The study revealed that more than two fifths (43 per cent) of co-founded businesses require one founder to buy the other out of the business, following rifts.

London-based VC investment fund Fuel Ventures surveyed more than 3,000 founders and co-founders across the UK and found that of the most common reason for founding teams splitting was a 'difference in opinions for the company's direction'.

Of the 43 per cent, more than two thirds (71 per cent) stated it was because of a difference of opinion on the company's direction, whilst 18 per cent said they felt the co-founder 'didn't reciprocate their beliefs/values'.

92 per cent of respondents who've split said that it was catalysed by a 'single specific disagreement' regarding a business decision, following a period of dispute/unrest within the founding team.

73 per cent of founders said they wouldn’t consider co-founding again after the experience.

Fuel Ventures founder, Mark Pearson, said: “For entrepreneurs all over the globe, having a co-founder offers a great source of confidence, as well as giving people a great chance to bounce ideas and concepts around, and if the relationship is good, a co-founded company can be extremely successful.

“However, as our research shows there can be some negatives to having a co-founder, particularly if you don't share the same business beliefs, values or ethics.
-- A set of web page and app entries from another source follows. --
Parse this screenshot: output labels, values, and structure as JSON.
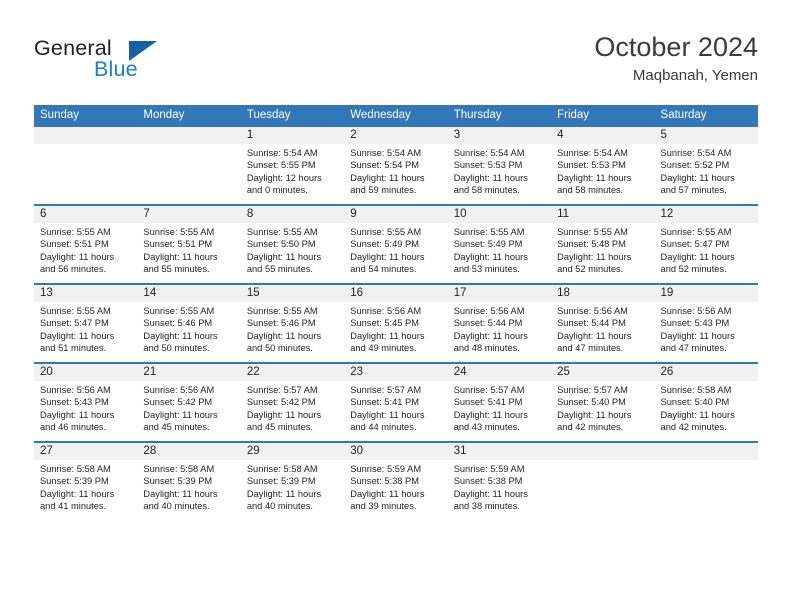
{
  "brand": {
    "name_part1": "General",
    "name_part2": "Blue",
    "accent_color": "#1b7fd4",
    "triangle_color": "#1461a8"
  },
  "header": {
    "title": "October 2024",
    "subtitle": "Maqbanah, Yemen"
  },
  "theme": {
    "header_row_color": "#3277b8",
    "day_band_color": "#f1f1f1",
    "text_color": "#231f20"
  },
  "weekday_headers": [
    "Sunday",
    "Monday",
    "Tuesday",
    "Wednesday",
    "Thursday",
    "Friday",
    "Saturday"
  ],
  "weeks": [
    [
      {
        "day": "",
        "sunrise": "",
        "sunset": "",
        "daylight1": "",
        "daylight2": ""
      },
      {
        "day": "",
        "sunrise": "",
        "sunset": "",
        "daylight1": "",
        "daylight2": ""
      },
      {
        "day": "1",
        "sunrise": "Sunrise: 5:54 AM",
        "sunset": "Sunset: 5:55 PM",
        "daylight1": "Daylight: 12 hours",
        "daylight2": "and 0 minutes."
      },
      {
        "day": "2",
        "sunrise": "Sunrise: 5:54 AM",
        "sunset": "Sunset: 5:54 PM",
        "daylight1": "Daylight: 11 hours",
        "daylight2": "and 59 minutes."
      },
      {
        "day": "3",
        "sunrise": "Sunrise: 5:54 AM",
        "sunset": "Sunset: 5:53 PM",
        "daylight1": "Daylight: 11 hours",
        "daylight2": "and 58 minutes."
      },
      {
        "day": "4",
        "sunrise": "Sunrise: 5:54 AM",
        "sunset": "Sunset: 5:53 PM",
        "daylight1": "Daylight: 11 hours",
        "daylight2": "and 58 minutes."
      },
      {
        "day": "5",
        "sunrise": "Sunrise: 5:54 AM",
        "sunset": "Sunset: 5:52 PM",
        "daylight1": "Daylight: 11 hours",
        "daylight2": "and 57 minutes."
      }
    ],
    [
      {
        "day": "6",
        "sunrise": "Sunrise: 5:55 AM",
        "sunset": "Sunset: 5:51 PM",
        "daylight1": "Daylight: 11 hours",
        "daylight2": "and 56 minutes."
      },
      {
        "day": "7",
        "sunrise": "Sunrise: 5:55 AM",
        "sunset": "Sunset: 5:51 PM",
        "daylight1": "Daylight: 11 hours",
        "daylight2": "and 55 minutes."
      },
      {
        "day": "8",
        "sunrise": "Sunrise: 5:55 AM",
        "sunset": "Sunset: 5:50 PM",
        "daylight1": "Daylight: 11 hours",
        "daylight2": "and 55 minutes."
      },
      {
        "day": "9",
        "sunrise": "Sunrise: 5:55 AM",
        "sunset": "Sunset: 5:49 PM",
        "daylight1": "Daylight: 11 hours",
        "daylight2": "and 54 minutes."
      },
      {
        "day": "10",
        "sunrise": "Sunrise: 5:55 AM",
        "sunset": "Sunset: 5:49 PM",
        "daylight1": "Daylight: 11 hours",
        "daylight2": "and 53 minutes."
      },
      {
        "day": "11",
        "sunrise": "Sunrise: 5:55 AM",
        "sunset": "Sunset: 5:48 PM",
        "daylight1": "Daylight: 11 hours",
        "daylight2": "and 52 minutes."
      },
      {
        "day": "12",
        "sunrise": "Sunrise: 5:55 AM",
        "sunset": "Sunset: 5:47 PM",
        "daylight1": "Daylight: 11 hours",
        "daylight2": "and 52 minutes."
      }
    ],
    [
      {
        "day": "13",
        "sunrise": "Sunrise: 5:55 AM",
        "sunset": "Sunset: 5:47 PM",
        "daylight1": "Daylight: 11 hours",
        "daylight2": "and 51 minutes."
      },
      {
        "day": "14",
        "sunrise": "Sunrise: 5:55 AM",
        "sunset": "Sunset: 5:46 PM",
        "daylight1": "Daylight: 11 hours",
        "daylight2": "and 50 minutes."
      },
      {
        "day": "15",
        "sunrise": "Sunrise: 5:55 AM",
        "sunset": "Sunset: 5:46 PM",
        "daylight1": "Daylight: 11 hours",
        "daylight2": "and 50 minutes."
      },
      {
        "day": "16",
        "sunrise": "Sunrise: 5:56 AM",
        "sunset": "Sunset: 5:45 PM",
        "daylight1": "Daylight: 11 hours",
        "daylight2": "and 49 minutes."
      },
      {
        "day": "17",
        "sunrise": "Sunrise: 5:56 AM",
        "sunset": "Sunset: 5:44 PM",
        "daylight1": "Daylight: 11 hours",
        "daylight2": "and 48 minutes."
      },
      {
        "day": "18",
        "sunrise": "Sunrise: 5:56 AM",
        "sunset": "Sunset: 5:44 PM",
        "daylight1": "Daylight: 11 hours",
        "daylight2": "and 47 minutes."
      },
      {
        "day": "19",
        "sunrise": "Sunrise: 5:56 AM",
        "sunset": "Sunset: 5:43 PM",
        "daylight1": "Daylight: 11 hours",
        "daylight2": "and 47 minutes."
      }
    ],
    [
      {
        "day": "20",
        "sunrise": "Sunrise: 5:56 AM",
        "sunset": "Sunset: 5:43 PM",
        "daylight1": "Daylight: 11 hours",
        "daylight2": "and 46 minutes."
      },
      {
        "day": "21",
        "sunrise": "Sunrise: 5:56 AM",
        "sunset": "Sunset: 5:42 PM",
        "daylight1": "Daylight: 11 hours",
        "daylight2": "and 45 minutes."
      },
      {
        "day": "22",
        "sunrise": "Sunrise: 5:57 AM",
        "sunset": "Sunset: 5:42 PM",
        "daylight1": "Daylight: 11 hours",
        "daylight2": "and 45 minutes."
      },
      {
        "day": "23",
        "sunrise": "Sunrise: 5:57 AM",
        "sunset": "Sunset: 5:41 PM",
        "daylight1": "Daylight: 11 hours",
        "daylight2": "and 44 minutes."
      },
      {
        "day": "24",
        "sunrise": "Sunrise: 5:57 AM",
        "sunset": "Sunset: 5:41 PM",
        "daylight1": "Daylight: 11 hours",
        "daylight2": "and 43 minutes."
      },
      {
        "day": "25",
        "sunrise": "Sunrise: 5:57 AM",
        "sunset": "Sunset: 5:40 PM",
        "daylight1": "Daylight: 11 hours",
        "daylight2": "and 42 minutes."
      },
      {
        "day": "26",
        "sunrise": "Sunrise: 5:58 AM",
        "sunset": "Sunset: 5:40 PM",
        "daylight1": "Daylight: 11 hours",
        "daylight2": "and 42 minutes."
      }
    ],
    [
      {
        "day": "27",
        "sunrise": "Sunrise: 5:58 AM",
        "sunset": "Sunset: 5:39 PM",
        "daylight1": "Daylight: 11 hours",
        "daylight2": "and 41 minutes."
      },
      {
        "day": "28",
        "sunrise": "Sunrise: 5:58 AM",
        "sunset": "Sunset: 5:39 PM",
        "daylight1": "Daylight: 11 hours",
        "daylight2": "and 40 minutes."
      },
      {
        "day": "29",
        "sunrise": "Sunrise: 5:58 AM",
        "sunset": "Sunset: 5:39 PM",
        "daylight1": "Daylight: 11 hours",
        "daylight2": "and 40 minutes."
      },
      {
        "day": "30",
        "sunrise": "Sunrise: 5:59 AM",
        "sunset": "Sunset: 5:38 PM",
        "daylight1": "Daylight: 11 hours",
        "daylight2": "and 39 minutes."
      },
      {
        "day": "31",
        "sunrise": "Sunrise: 5:59 AM",
        "sunset": "Sunset: 5:38 PM",
        "daylight1": "Daylight: 11 hours",
        "daylight2": "and 38 minutes."
      },
      {
        "day": "",
        "sunrise": "",
        "sunset": "",
        "daylight1": "",
        "daylight2": ""
      },
      {
        "day": "",
        "sunrise": "",
        "sunset": "",
        "daylight1": "",
        "daylight2": ""
      }
    ]
  ]
}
"We invest in businesses with an array of founding stories, whether it's one founder whose had a business concept since they were a child, two co-founders who dreamt up their idea in a bar, or a group of five who decided to take the leap themselves - if they've got a good business and good drive, there's a place for them here at Fuel.”